Sunday, May 12, 2013
Staring Robert Nolan, Sandra DaCosta, and Katie Uhlmann
Director of Photography Fraser Brown
Alluring and mysterious Lilith Mastema tells of tales in her live spoken word show, showcasing a classic old jazz style to her stage. Tonight's tale is of a late night diner that receives an elliptic customer after closing, whom later reveals himself to be the Devil. The Devil Walks Among You is a short, 8 min run time, thriller that doesn't dwell on literal horror. Unlike you expect the Devil doesn't enter the dinner and upon doing so raises 'hell' but rather in an subtle yet haunting etiquette chills you to the bone with his simple message of walking among us. Often fit with short films is the grab or rather the shock and awe moment, but Andrews script and direction risks for a tame story that flows fealty into its disquieting end. Basically, don't expect an abundance of blood but anticipate a quiet thriller that's more about the essence of horror rather than the incarnation of it.
Robert Nolan again comes in as the sly but ever so charming Devil, another expo in the actors unbound talent. Sandra DaCosta is stunning, a fitting portrait for her cool lounge character as her voice narrates the story with a chilled ease. Ryan M. Andrews direction is crisp and there's little pitfalls in his overall well made short. I may like the style of the film the most though, with the interweave of the 1950's diner and early 1930's lounge den. As a lot of the shots, especially those showing DaCosta, are up close it limits the view of the sets making the photography key in conveying the tone. The detailed design of the diner is accurate in its depiction and the mood lighting in both sets captures the feel. The diner under gray florescent sets you off balance and the lounge is dimmed to tense and focus the mood. Although I rarely do I'd also like to note the costume department who I think dressed their cast appropriately, letting way to more of the characters personalities. The Devil Walks Among You was an enjoyable, well made horror short, that I'd recommend to most for its appreciated style and familiar concept.
Friday, May 3, 2013
WARNING: Contains Spoilers
Evil Dead isn't a remake nor is it quite a sequel, as such should it be treated. On its own the film is a little dull with a refreshing change in location motive (no underage parties here, this weekend vacation is strictly for emotional purposes) but with run of the mill characters, maybe the exception of Mia. As a sequel most Evil Dead fans will likely hate it, however as I'm not really a die hard Evil Dead fan I'm not here to hold it accountable for it's off centered placement in the franchise. Oddly though as a remake I believe it works the best. The film
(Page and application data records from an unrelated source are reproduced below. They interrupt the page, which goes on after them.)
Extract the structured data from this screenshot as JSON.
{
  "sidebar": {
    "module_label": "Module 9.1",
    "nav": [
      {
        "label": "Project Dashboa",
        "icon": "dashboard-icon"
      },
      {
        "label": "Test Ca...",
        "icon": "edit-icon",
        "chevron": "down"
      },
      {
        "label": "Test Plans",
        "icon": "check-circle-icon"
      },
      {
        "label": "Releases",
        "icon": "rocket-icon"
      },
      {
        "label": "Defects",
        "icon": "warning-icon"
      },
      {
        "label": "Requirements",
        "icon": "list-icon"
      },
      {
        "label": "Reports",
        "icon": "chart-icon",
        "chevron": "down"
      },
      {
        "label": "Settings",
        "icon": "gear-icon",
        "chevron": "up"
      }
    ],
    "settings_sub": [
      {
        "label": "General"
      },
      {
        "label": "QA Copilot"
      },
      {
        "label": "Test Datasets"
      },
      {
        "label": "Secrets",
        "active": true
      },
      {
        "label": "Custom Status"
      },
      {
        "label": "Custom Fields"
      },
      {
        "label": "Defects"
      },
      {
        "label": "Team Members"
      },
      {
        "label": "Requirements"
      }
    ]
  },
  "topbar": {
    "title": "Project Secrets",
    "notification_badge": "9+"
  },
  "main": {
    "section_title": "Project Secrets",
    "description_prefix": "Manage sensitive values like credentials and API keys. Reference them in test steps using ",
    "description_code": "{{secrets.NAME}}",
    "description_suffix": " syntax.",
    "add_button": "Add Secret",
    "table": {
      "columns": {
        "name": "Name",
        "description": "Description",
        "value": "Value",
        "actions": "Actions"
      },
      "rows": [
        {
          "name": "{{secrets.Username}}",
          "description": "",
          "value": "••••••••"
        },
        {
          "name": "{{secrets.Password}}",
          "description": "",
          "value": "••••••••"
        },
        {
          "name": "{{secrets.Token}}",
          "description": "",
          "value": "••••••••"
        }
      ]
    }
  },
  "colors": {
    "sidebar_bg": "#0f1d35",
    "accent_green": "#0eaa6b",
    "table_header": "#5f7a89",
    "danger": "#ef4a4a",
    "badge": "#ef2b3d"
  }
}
has mastered that ability to play homage to the prior films without direct ripping off, as is my general irk with remakes. Instead of copy and pasting iconic scenes from the first film they take the essence of the scene and alter it to be original but yet still apparent as to what they are referencing too. Original writing credits attribute to Diablo Cody and despite that she didn't get credited in the film I believe her original script served as sturdy backbone to the film; without it wouldn't be able to stand on its own. There's humor in the film, but its no horror comedy, and despite it being an fair homage to the first don't think Raimi's roguery or homemade scares are in here, its a far different film.
Initially I was excited to see Shiloh Fernandez as a lead character as I loved him in Deadgirl, but he actually disappointed me a little. There was no bad acting but overall uninspired, as was Fernandez's David. He didn't embrace that last man standing like in the first film, but rather took the very typical approach of being a skeptic and then went about stumbling through the rest. Jane Levy is at the top of the pack with her performance of Mia but its also a given with her character being the only one with an arch. Again, as I said none of these young actors are bad, by any means, but their characters lacked depth and they didn't bring any further dimension on their own. Therefore leaving Mia with the most back story and more meat to her character. Levy was steady as the withdrawing drug addict but delightfully wicked as demon Mia, another testament to Raimi's original piece. Before the films release the filmmakers made an adamant statement that there will be no CGI in the film, and it pays off as it looks absolutely stunning. Between the special effects, relying on old school makeup, and the dense mood lighting the production of the film alone is worth seeing.
It's a fair statement to say that if it hadn't been for the second go at the ending I would not have cared for the film as much. The initial hour is entertaining, the blood and antics being the only glue to hold you to the film, but it's pallid and offers little else. It's SPOILER Mia's Resurrection or exorcism, what have you, and her final face off towards the Abomination that actually puts this into Evil Dead category. The final sequence is immensely gory, offers the only real suspense moment in the film, and has the style of Bruce Campbell. From that I really liked the ending and wished the rest of the film had been in more of that style than the approach they decided to take. However, I don't want to hate on the filmmakers, as I do believe they tired to make an original concept and a high production horror film. There's no illusions that this was partially made to make profit off a very successful horror series, but in that they didn't just throw away craft to produce a film. They actually tried and that's what counts. Don't take it for anything other than what it is as Evil Dead isn't a masterpiece but it's fabulously entertaining and I'd say see it. In theaters or at home.